It may be divided as a choriambic monometer · hypercatalectic, with a basis usually a spondee.
-- -UU- This is combined with the Glyconic in Carm. 24, 39.
XII. The Priapean. It has six feet, a trochee, dactyle, amphimacer, trochee, dactyle, trochee. The first foot is sometimes a spondee, the third a dactyle, and the fourth a spondee. -uiuu -U--u-uu -u
-uu -Used in Carm. 12, 13, 14.
XIII. The Galliambic, a loose kind of measure, which is used by no Latin poet except Catullus, and by him only in Carmen 41. It derives its name from the Galli priests of Cybele. It consists of six feet, of which the first is usually an anapaest, sometimes a spondee or tribrachys, the second an iambus, rarely an anapaest, tribrachys, or dactyle, the third an iambus or spondee, the fourth a dactyle or spondee, the fifth a dactyle or amphimacer or spondee, the sixth an anapaest, or an iambus preceded by an amphimacer.
Carey divides it into two iambic dimeters catalectic, the first beginning with a spondee or an anapâest, and ending with a long syllable, the second wanting the last syllable; and gives this scheme.

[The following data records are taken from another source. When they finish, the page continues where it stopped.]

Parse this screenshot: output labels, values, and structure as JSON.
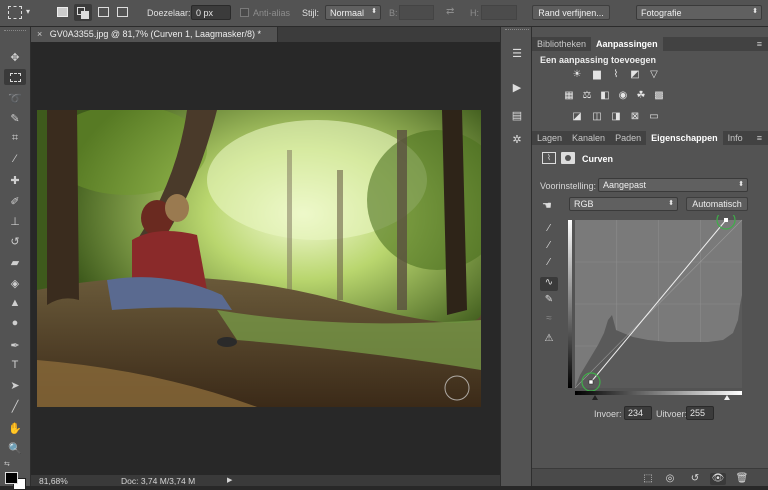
{
  "options_bar": {
    "feather_label": "Doezelaar:",
    "feather_value": "0 px",
    "antialias_label": "Anti-alias",
    "style_label": "Stijl:",
    "style_value": "Normaal",
    "width_label": "B:",
    "height_label": "H:",
    "refine_button": "Rand verfijnen...",
    "workspace_value": "Fotografie"
  },
  "document": {
    "tab_title": "GV0A3355.jpg @ 81,7% (Curven 1, Laagmasker/8) *",
    "close_glyph": "×"
  },
  "status_bar": {
    "zoom": "81,68%",
    "doc_size": "Doc: 3,74 M/3,74 M",
    "arrow": "▶"
  },
  "top_panel": {
    "tabs": [
      "Bibliotheken",
      "Aanpassingen"
    ],
    "active_tab": "Aanpassingen",
    "heading": "Een aanpassing toevoegen"
  },
  "lower_panel": {
    "tabs": [
      "Lagen",
      "Kanalen",
      "Paden",
      "Eigenschappen",
      "Info"
    ],
    "active_tab": "Eigenschappen",
    "title": "Curven",
    "preset_label": "Voorinstelling:",
    "preset_value": "Aangepast",
    "channel_value": "RGB",
    "auto_button": "Automatisch",
    "input_label": "Invoer:",
    "input_value": "234",
    "output_label": "Uitvoer:",
    "output_value": "255"
  },
  "colors": {
    "panel_bg": "#535353",
    "canvas_bg": "#282828",
    "curve_point_ring": "#3fae49"
  }
}
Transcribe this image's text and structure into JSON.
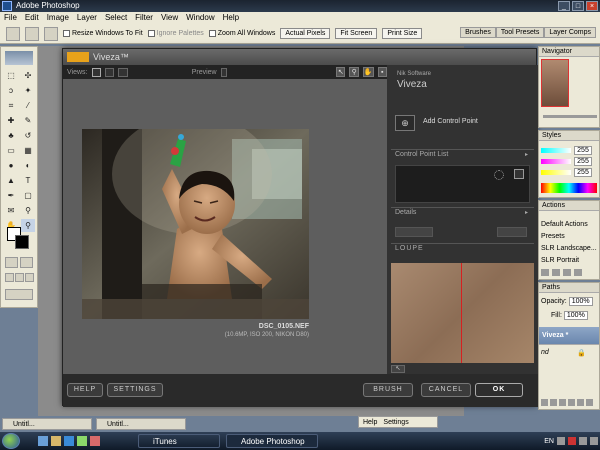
{
  "app": {
    "title": "Adobe Photoshop"
  },
  "menu": [
    "File",
    "Edit",
    "Image",
    "Layer",
    "Select",
    "Filter",
    "View",
    "Window",
    "Help"
  ],
  "options": {
    "resize_label": "Resize Windows To Fit",
    "ignore_label": "Ignore Palettes",
    "zoom_all_label": "Zoom All Windows",
    "actual_pixels": "Actual Pixels",
    "fit_screen": "Fit Screen",
    "print_size": "Print Size"
  },
  "top_tabs": [
    "Brushes",
    "Tool Presets",
    "Layer Comps"
  ],
  "viveza": {
    "title": "Viveza™",
    "views_label": "Views:",
    "preview_label": "Preview",
    "brand_small": "Nik Software",
    "brand_name": "Viveza",
    "add_control_point": "Add Control Point",
    "control_point_list": "Control Point List",
    "details": "Details",
    "loupe": "LOUPE",
    "file_name": "DSC_0105.NEF",
    "file_info": "(10.6MP, ISO 200, NIKON D80)",
    "btn_help": "HELP",
    "btn_settings": "SETTINGS",
    "btn_brush": "BRUSH",
    "btn_cancel": "CANCEL",
    "btn_ok": "OK"
  },
  "right_panels": {
    "navigator_tab": "Navigator",
    "styles_tab": "Styles",
    "values": [
      "255",
      "255",
      "255"
    ],
    "actions_tab": "Actions",
    "actions": [
      "Default Actions",
      "Presets",
      "SLR Landscape...",
      "SLR Portrait"
    ],
    "layers_tab": "Paths",
    "opacity_label": "Opacity:",
    "opacity_value": "100%",
    "fill_label": "Fill:",
    "fill_value": "100%",
    "layer_name": "Viveza *",
    "background_layer": "nd"
  },
  "bottom_docs": [
    "Untitl...",
    "Untitl..."
  ],
  "help_bar": {
    "help": "Help",
    "settings": "Settings"
  },
  "taskbar": {
    "itunes": "iTunes",
    "photoshop": "Adobe Photoshop",
    "lang": "EN"
  },
  "colors": {
    "accent": "#e8a21b",
    "loupe_line": "#d62020",
    "ok_border": "#aaaaaa"
  }
}
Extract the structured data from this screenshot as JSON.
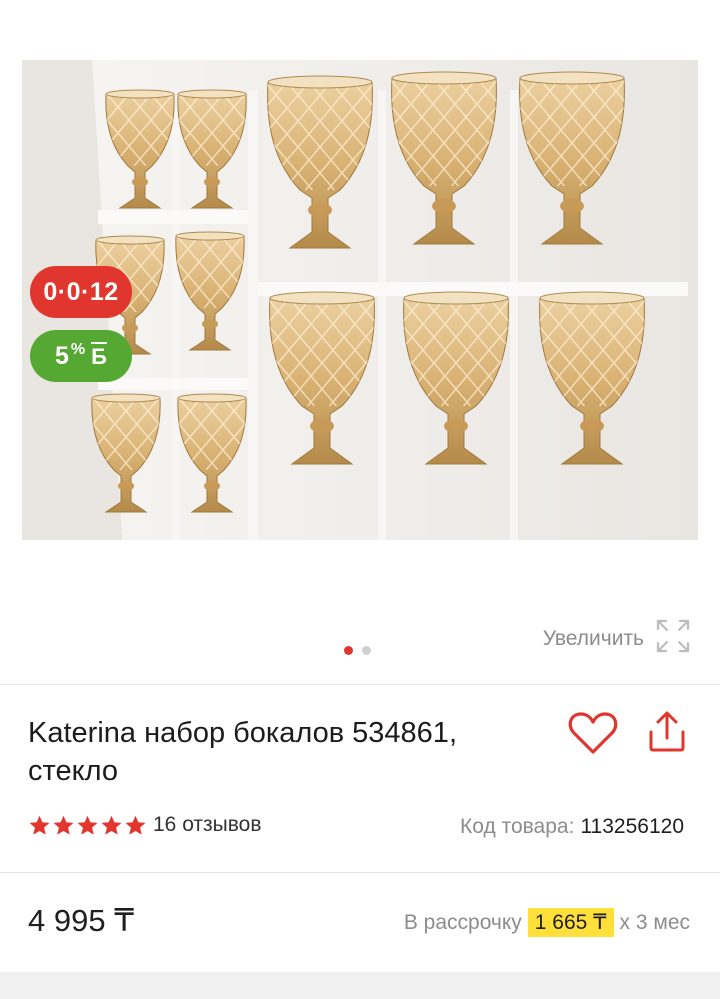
{
  "gallery": {
    "photo_alt": "",
    "badges": {
      "installment": "0·0·12",
      "bonus_value": "5",
      "bonus_percent": "%",
      "bonus_currency": "Б"
    },
    "zoom_label": "Увеличить",
    "dots_total": 2,
    "active_dot": 1
  },
  "product": {
    "title": "Katerina набор бокалов 534861, стекло",
    "rating": 5,
    "reviews_label": "16 отзывов",
    "sku_label": "Код товара:",
    "sku_value": "113256120"
  },
  "pricing": {
    "price": "4 995 ₸",
    "installment_label": "В рассрочку",
    "installment_amount": "1 665 ₸",
    "installment_term": "х 3 мес"
  },
  "colors": {
    "accent_red": "#e1362e",
    "bonus_green": "#55a832",
    "highlight_yellow": "#ffe03b"
  },
  "icons": [
    "heart-icon",
    "share-icon",
    "expand-icon",
    "star-icon"
  ]
}
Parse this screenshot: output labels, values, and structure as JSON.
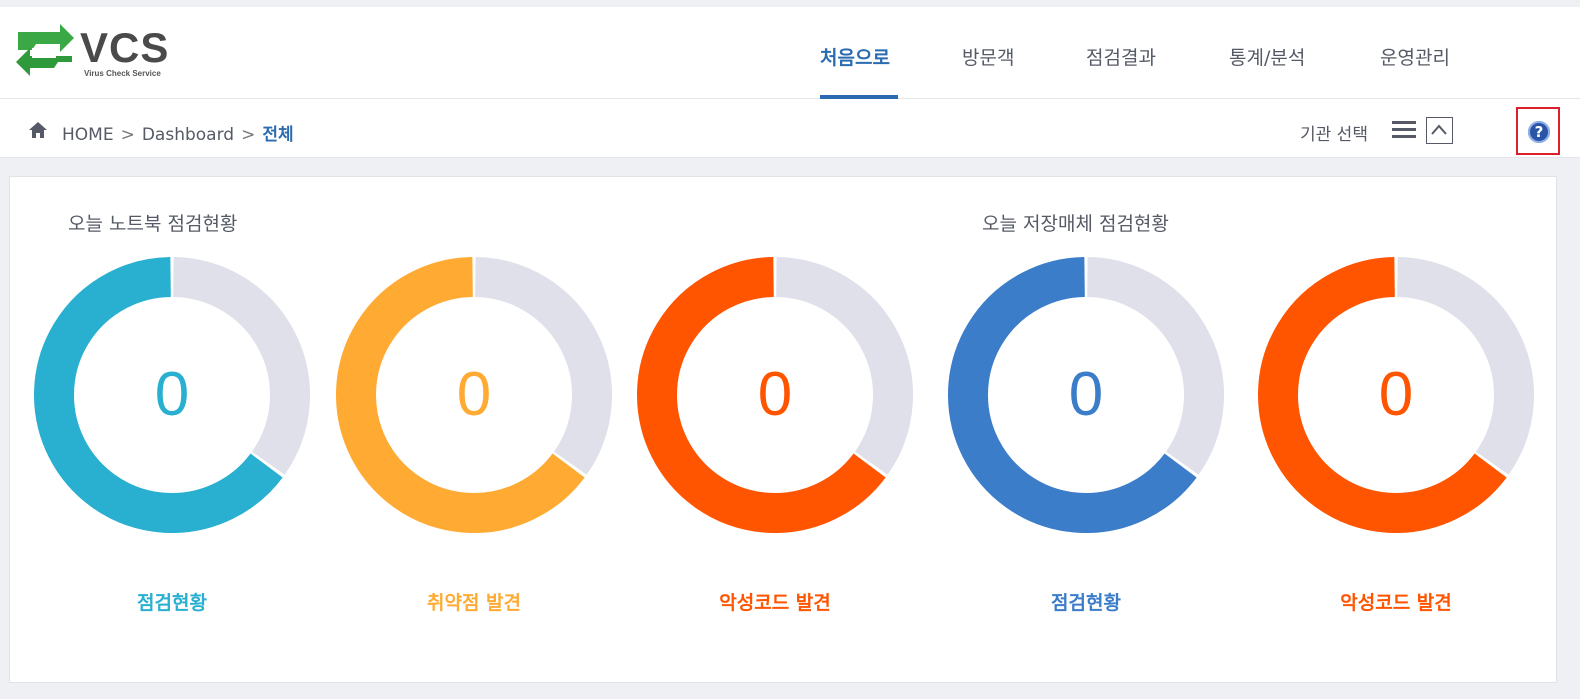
{
  "app": {
    "logo_text": "VCS",
    "logo_subtitle": "Virus Check Service"
  },
  "nav": {
    "items": [
      {
        "label": "처음으로",
        "active": true
      },
      {
        "label": "방문객",
        "active": false
      },
      {
        "label": "점검결과",
        "active": false
      },
      {
        "label": "통계/분석",
        "active": false
      },
      {
        "label": "운영관리",
        "active": false
      }
    ]
  },
  "breadcrumb": {
    "home": "HOME",
    "separator": ">",
    "level1": "Dashboard",
    "current": "전체"
  },
  "toolbar": {
    "org_select_label": "기관 선택",
    "help_symbol": "?"
  },
  "sections": {
    "laptop_title": "오늘 노트북 점검현황",
    "storage_title": "오늘 저장매체 점검현황"
  },
  "donuts": [
    {
      "value": "0",
      "label": "점검현황",
      "color": "#29afd0",
      "fill_fraction": 0.65
    },
    {
      "value": "0",
      "label": "취약점 발견",
      "color": "#ffaa33",
      "fill_fraction": 0.65
    },
    {
      "value": "0",
      "label": "악성코드 발견",
      "color": "#ff5500",
      "fill_fraction": 0.65
    },
    {
      "value": "0",
      "label": "점검현황",
      "color": "#3c7dca",
      "fill_fraction": 0.65
    },
    {
      "value": "0",
      "label": "악성코드 발견",
      "color": "#ff5500",
      "fill_fraction": 0.65
    }
  ],
  "colors": {
    "accent": "#2b6cb0",
    "track": "#dfe0ea",
    "help_border": "#d9202b"
  }
}
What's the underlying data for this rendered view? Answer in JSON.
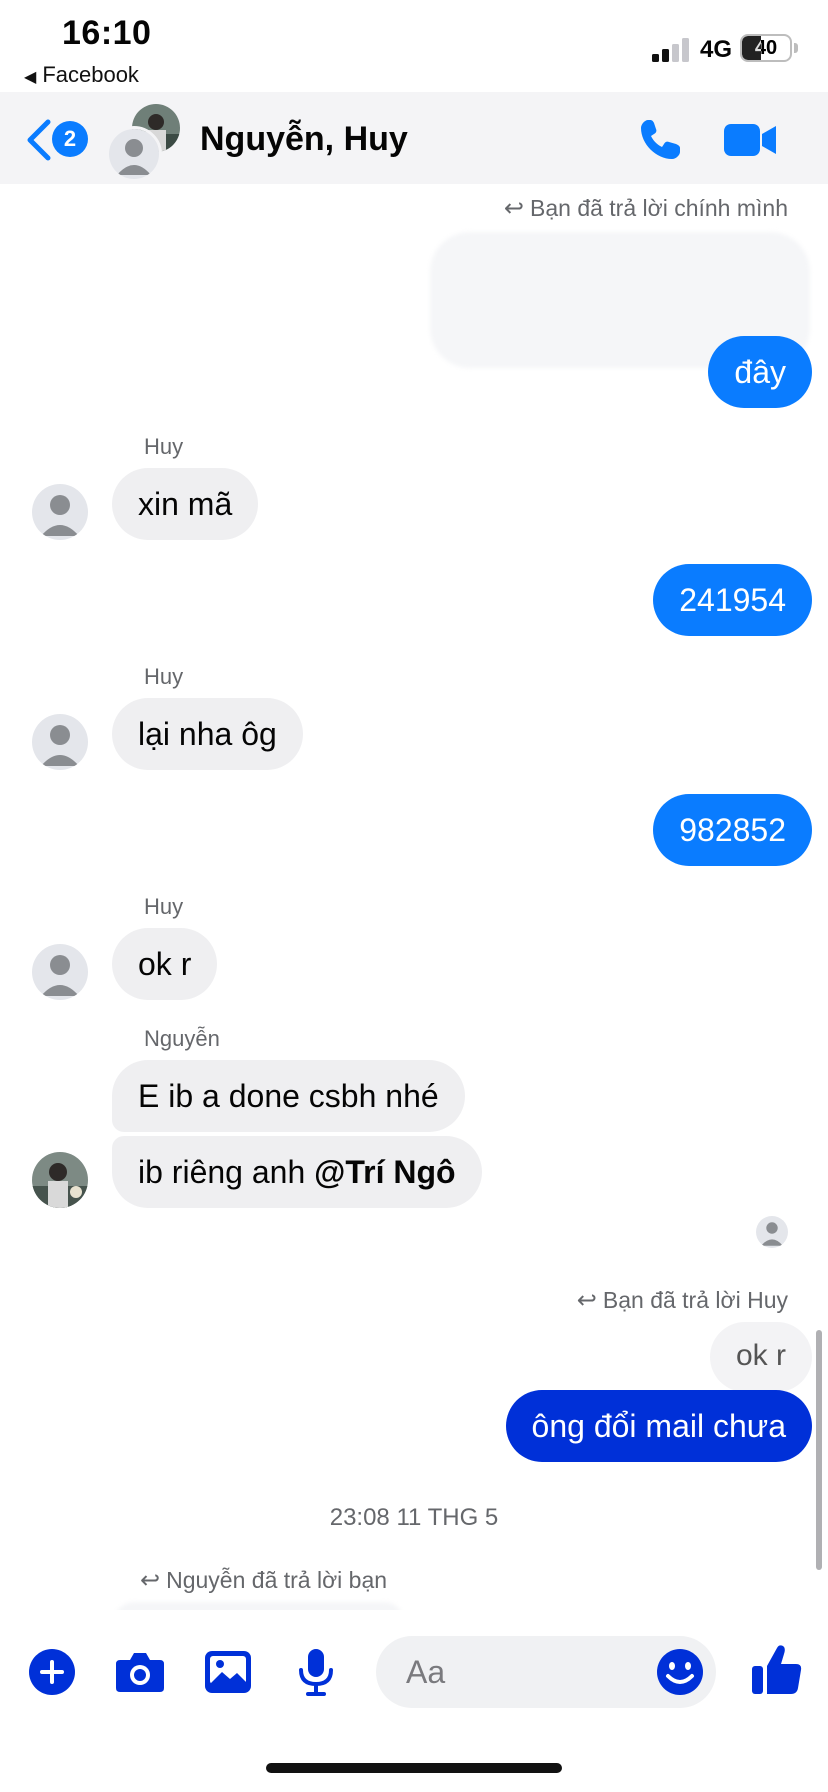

-- vo - - - - - vue vuuuuuuu
vuu súper al I tă vēc | tủs à týs || cělěri | rătě mă | ria
Catullus makes very frequent use of elisions, ecthlipses and other figures of scanning.
C. VALERII CATULLI
Ad Cornelium Nepotem.
Quoi dono lepidum novum libellum,
10 CARMEN II.
Ad Passerem Lesbiæ.
Passer, deliciæ meæ puellæ,
Luctus in Morte Passeris.
Lugete, o Veneres, Cupidinesque,
Quem plus illa oculis suis amabat :
Phaselus ille, quem videtis, hospites,